During the acute stage, active movement may not be tolerated by the body, and passive range-of-motion therapy techniques should be used. During recovery therapy can go from passive to active-assisted range-of-motion, but usually require breaks. As the recovery continues the therapy exercises change to fit the person's needs. Daily care and activities are also added as certain parts of the body regain movement.

Do not exercise to fatigue, but move and exercise as soon as you can to avoid atrophy and other problems that can occur.

"No pain, no gain" does not work for GBS, and will do the opposite of helping the patient get better faster, and will hold them back from recovery.

Every person is different, and what works for one person may not work for the next person, so new or different ways may need to be thought of. Do not push yourself to exhaustion, or let the therapist push you too far. Only you know your limits. If you need someone to help you speak up find someone who will do it for you, or contact us and we can find an advocate for you.

We encountered a problem with Annette dealing with rehab centers. She was first admitted to the hospital rehab center, but she suffered a small stroke and had to go back to the hospital. When she was ready to be discharged again from the hospital she was no longer eligible for the hospital rehab center, and we were told to find somewhere else, because “she wasn’t strong enough and it would be more than a few months to recover”. We were given a list of rehab centers most of them being nursing homes (Annette was only 51 at the time) and one other that wasn’t a nursing home. The biggest problem we faced was who would take her insurance since she had Medicaid. The highest rated rehab centers didn’t take her insurance or didn’t think she was strong enough. So, Annette ended up at a nursing home rehab center that had never dealt with GBS. The hard part is the training that was lacking in both rehabs was frustrating and heartbreaking not only for Annette, but her family. Do not hesitate to speak up whether you are the patient, family, friend, or advocate.

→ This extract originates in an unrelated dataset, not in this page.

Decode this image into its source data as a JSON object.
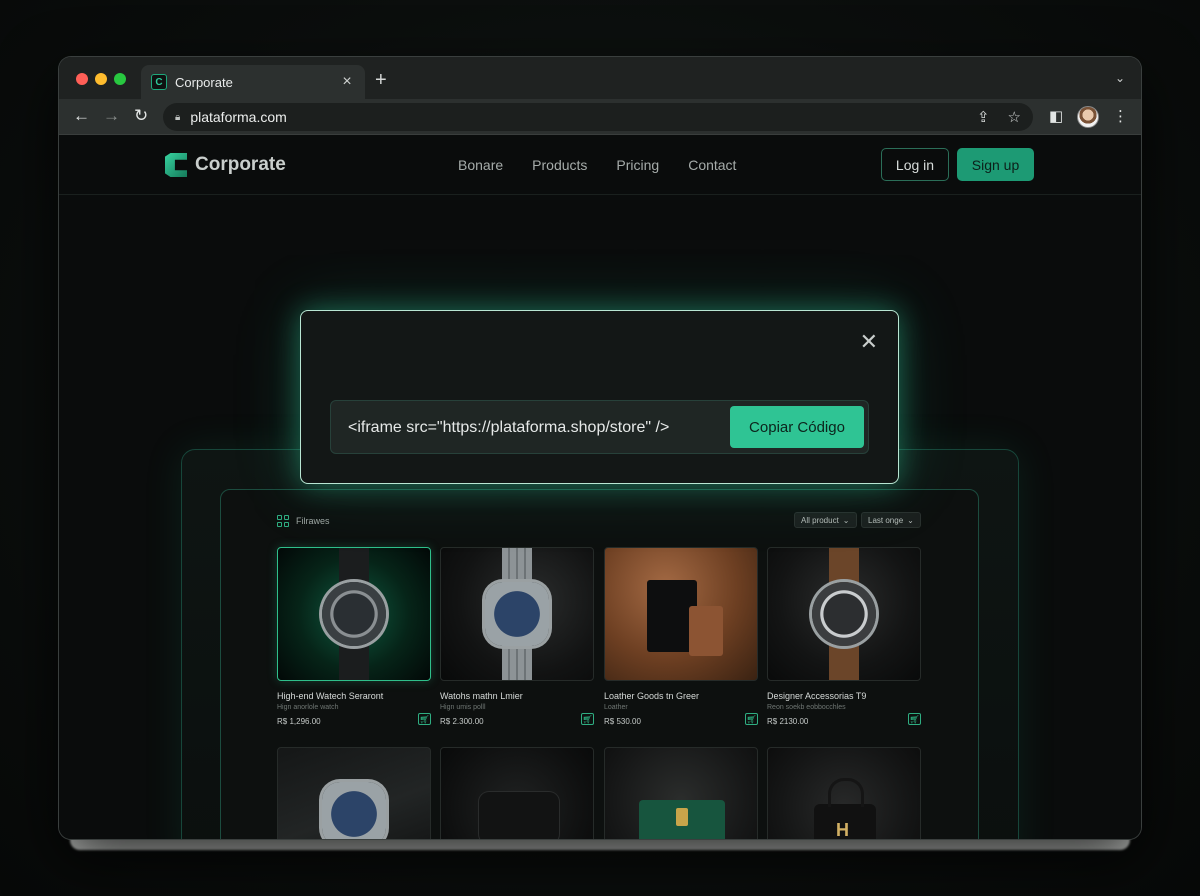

Doing your research on rehab centers in your area early on can also help in the deciding process when the time comes.

Training is one of the reasons we have started this foundation, and hope to raise enough money to help train medical staff for GBS.